I’m not a portrait photographer, although I have done some portrait photography. I’m not a wedding photographer, although I have done some wedding photography. Whether capturing pictures of people is the bread-and-butter of your photography or just something you do occasionally, you’ll likely want some go-to camera settings for these types of images.
I really like the way camera-made JPEGs look on my Fujifilm X100F. I use the different Film Simulations extensively. I have different recipes for different looks and situations. For people pictures in color, I frequently use Classic Chrome or Astia. Lately, though, I’ve been using PRO Neg. Hi much of the time for portraits.
Astia and PRO Neg. Hi are the two film simulations that are most similar to each other. Put them side-by-side and it can be difficult to tell which is which because the differences are so subtle. PRO Neg. Hi is slightly softer in the highlights and slightly harsher in the shadows. Also, Astia has just a bit more color saturation, and has a barely noticeable shift towards red. As far as I can tell they’re otherwise identical and basically interchangeable. I tend to use Astia more for non-people pictures and PRO Neg. Hi more for people pictures, although this isn’t a hard and fast rule.
I’m not 100% sure which film PRO Neg. Hi is supposed to simulate. It’s not an exact match for any. Sometimes I think it’s closer to Fujicolor Pro 160C and sometimes I think it’s closer to Fujichrome Provia 400X (note that the Provia Film Simulation does not match actual Provia film). Based on the name, my guess is that PRO Neg. Hi is supposed to simulate Fujicolor Pro 160C, but, according to my fading memory of shooting the film, it’s off by a little.
It’s not all that important if PRO Neg. Hi is a perfect match to an actual film stock or not. It produces good results that are especially excellent for pictures of people. It has punchy colors and contrast (but not too punchy like Velvia) while still rendering appealing skin tones. It’s a good film simulation that you should try if you haven’t done so already.
One thing to note is that the shadow setting is very situation specific. I have found that -2 is sometimes better, 0 is sometimes better, but most often -1 is good. DR100 sometimes works better in low-contrast scenes, but DR200 is preferable in normal lighting conditions. For photographs without people, +2 or even +3 on color produces good results.
PRO Neg. Hi
Dynamic Range: DR200
Noise Reduction: -3

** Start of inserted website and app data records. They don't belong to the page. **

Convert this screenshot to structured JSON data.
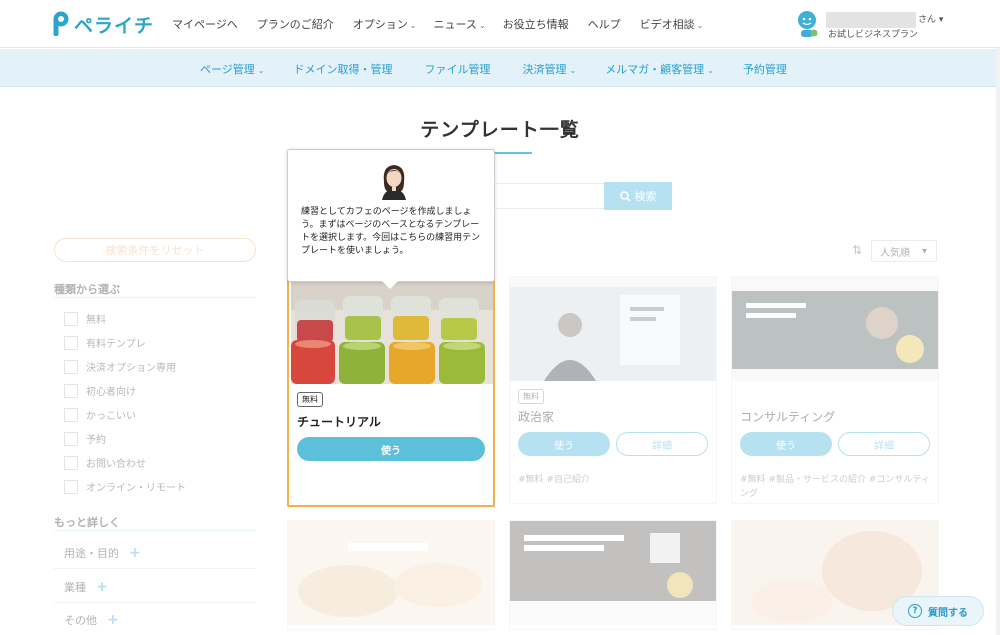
{
  "brand": {
    "name": "ペライチ",
    "color": "#2aa6c8"
  },
  "topnav": [
    {
      "label": "マイページへ",
      "caret": ""
    },
    {
      "label": "プランのご紹介",
      "caret": ""
    },
    {
      "label": "オプション",
      "caret": "⌄"
    },
    {
      "label": "ニュース",
      "caret": "⌄"
    },
    {
      "label": "お役立ち情報",
      "caret": ""
    },
    {
      "label": "ヘルプ",
      "caret": ""
    },
    {
      "label": "ビデオ相談",
      "caret": "⌄"
    }
  ],
  "user": {
    "suffix": "さん ▾",
    "plan": "お試しビジネスプラン"
  },
  "subnav": [
    {
      "label": "ページ管理",
      "caret": "⌄"
    },
    {
      "label": "ドメイン取得・管理",
      "caret": ""
    },
    {
      "label": "ファイル管理",
      "caret": ""
    },
    {
      "label": "決済管理",
      "caret": "⌄"
    },
    {
      "label": "メルマガ・顧客管理",
      "caret": "⌄"
    },
    {
      "label": "予約管理",
      "caret": ""
    }
  ],
  "page_title": "テンプレート一覧",
  "search": {
    "button": "検索"
  },
  "sidebar": {
    "reset": "検索条件をリセット",
    "type_heading": "種類から選ぶ",
    "types": [
      "無料",
      "有料テンプレ",
      "決済オプション専用",
      "初心者向け",
      "かっこいい",
      "予約",
      "お問い合わせ",
      "オンライン・リモート"
    ],
    "more_heading": "もっと詳しく",
    "more_items": [
      "用途・目的",
      "業種",
      "その他"
    ]
  },
  "sort": {
    "selected": "人気順",
    "caret": "▾"
  },
  "tutorial_card": {
    "badge": "無料",
    "name": "チュートリアル",
    "use": "使う"
  },
  "cards": [
    {
      "badge": "無料",
      "name": "政治家",
      "use": "使う",
      "detail": "詳細",
      "tags": "#無料 #自己紹介"
    },
    {
      "badge": "",
      "name": "コンサルティング",
      "use": "使う",
      "detail": "詳細",
      "tags": "#無料 #製品・サービスの紹介 #コンサルティング"
    }
  ],
  "tooltip": {
    "text": "練習としてカフェのページを作成しましょう。まずはページのベースとなるテンプレートを選択します。今回はこちらの練習用テンプレートを使いましょう。"
  },
  "help": {
    "label": "質問する"
  }
}
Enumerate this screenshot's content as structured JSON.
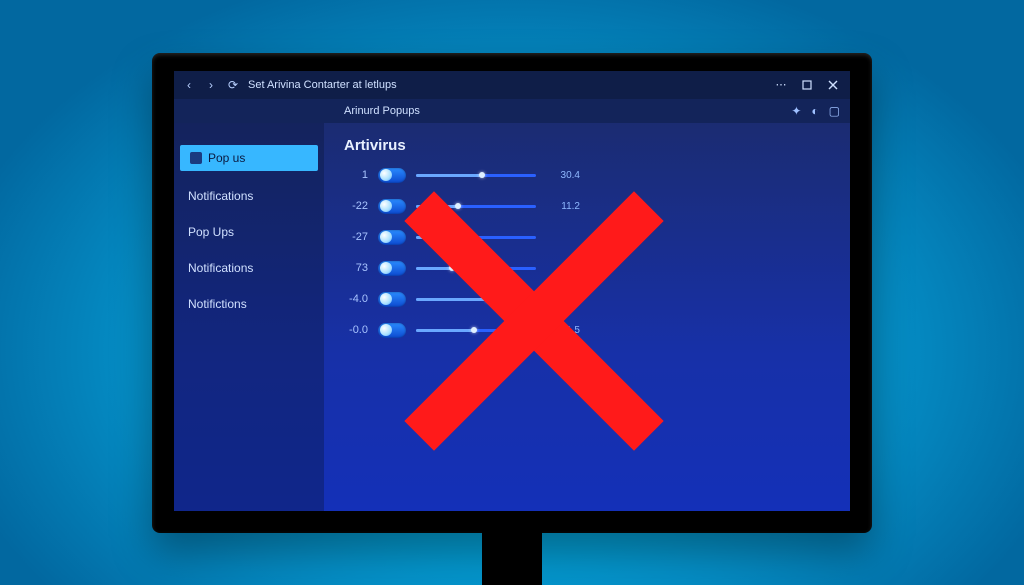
{
  "titlebar": {
    "back": "‹",
    "forward": "›",
    "refresh": "⟳",
    "title": "Set Arivina Contarter at letlups",
    "more": "⋯"
  },
  "subheader": {
    "label": "Arinurd Popups"
  },
  "sidebar": {
    "items": [
      {
        "label": "Pop us",
        "active": true
      },
      {
        "label": "Notifications",
        "active": false
      },
      {
        "label": "Pop Ups",
        "active": false
      },
      {
        "label": "Notifications",
        "active": false
      },
      {
        "label": "Notifictions",
        "active": false
      }
    ]
  },
  "section": {
    "title": "Artivirus"
  },
  "rows": [
    {
      "label": "1",
      "pct": 55,
      "value": "30.4"
    },
    {
      "label": "-22",
      "pct": 35,
      "value": "11.2"
    },
    {
      "label": "-27",
      "pct": 42,
      "value": ""
    },
    {
      "label": "73",
      "pct": 30,
      "value": ""
    },
    {
      "label": "-4.0",
      "pct": 60,
      "value": "2.6"
    },
    {
      "label": "-0.0",
      "pct": 48,
      "value": "71.5"
    }
  ],
  "overlay": {
    "kind": "red-x"
  }
}
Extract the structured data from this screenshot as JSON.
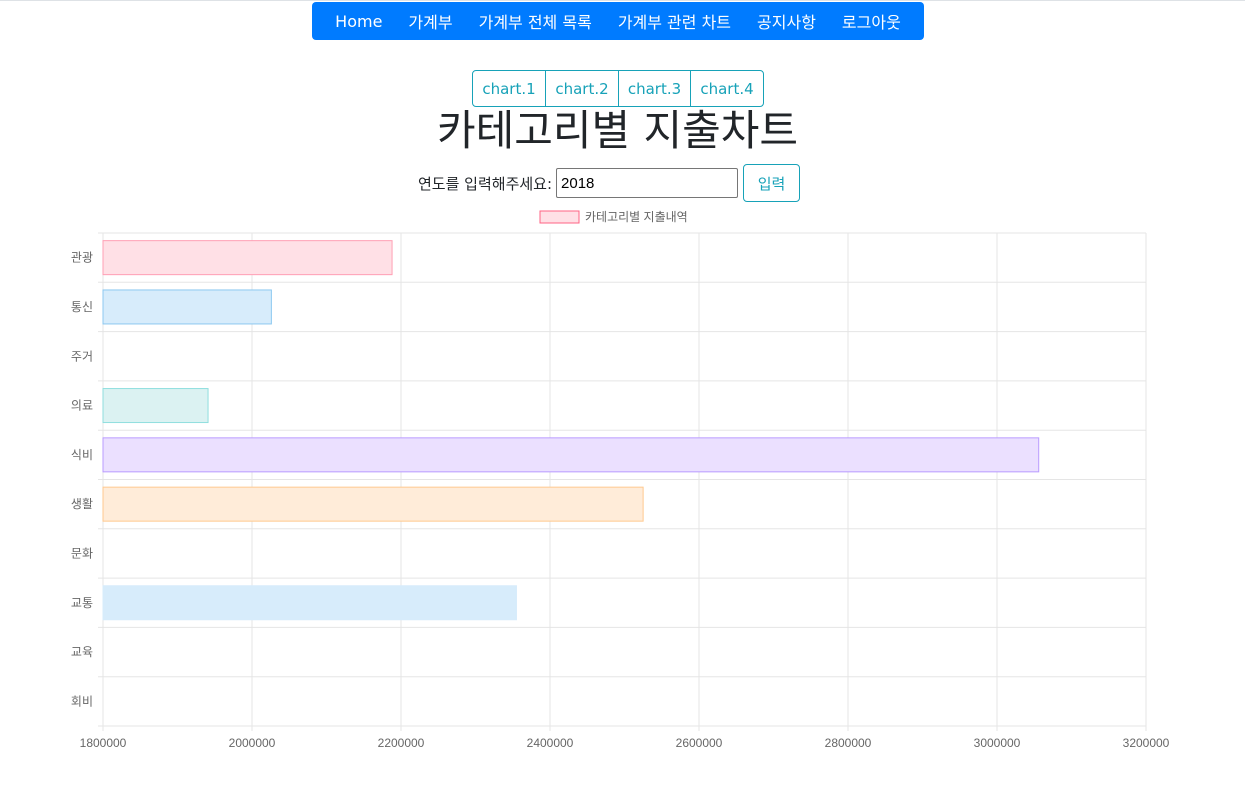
{
  "nav": {
    "items": [
      "Home",
      "가계부",
      "가계부 전체 목록",
      "가계부 관련 차트",
      "공지사항",
      "로그아웃"
    ]
  },
  "chart_tabs": [
    "chart.1",
    "chart.2",
    "chart.3",
    "chart.4"
  ],
  "page_title": "카테고리별 지출차트",
  "year_form": {
    "label": "연도를 입력해주세요:",
    "value": "2018",
    "submit_label": "입력"
  },
  "colors": {
    "primary": "#007bff",
    "info": "#17a2b8"
  },
  "chart_data": {
    "type": "bar",
    "orientation": "horizontal",
    "categories": [
      "관광",
      "통신",
      "주거",
      "의료",
      "식비",
      "생활",
      "문화",
      "교통",
      "교육",
      "회비"
    ],
    "series": [
      {
        "name": "카테고리별 지출내역",
        "values": [
          2188000,
          2026000,
          null,
          1941000,
          3056000,
          2525000,
          null,
          2355000,
          null,
          null
        ]
      }
    ],
    "bar_fills": [
      "#ffe0e6",
      "#d7ecfb",
      "#ffffff",
      "#dbf2f2",
      "#ebe0ff",
      "#ffecd9",
      "#ffffff",
      "#d7ecfb",
      "#ffffff",
      "#ffffff"
    ],
    "bar_strokes": [
      "#ff9fb4",
      "#8cc8f0",
      "#ffffff",
      "#8fdede",
      "#b99bff",
      "#ffc98f",
      "#ffffff",
      "#d7ecfb",
      "#ffffff",
      "#ffffff"
    ],
    "legend_fill": "#ffe0e6",
    "legend_stroke": "#ff6384",
    "xlim": [
      1800000,
      3200000
    ],
    "xticks": [
      "1800000",
      "2000000",
      "2200000",
      "2400000",
      "2600000",
      "2800000",
      "3000000",
      "3200000"
    ],
    "legend_position": "top",
    "grid": true
  }
}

Grain Effect: Weak
White Balance: Auto
ISO: Auto up to ISO 6400
Exposure Compensation: +1/3 to +2/3 (typically)
Flash: On (typically)
Example photos, all camera-made JPEGs, of my PRO Neg. Hi Film Simulation recipe: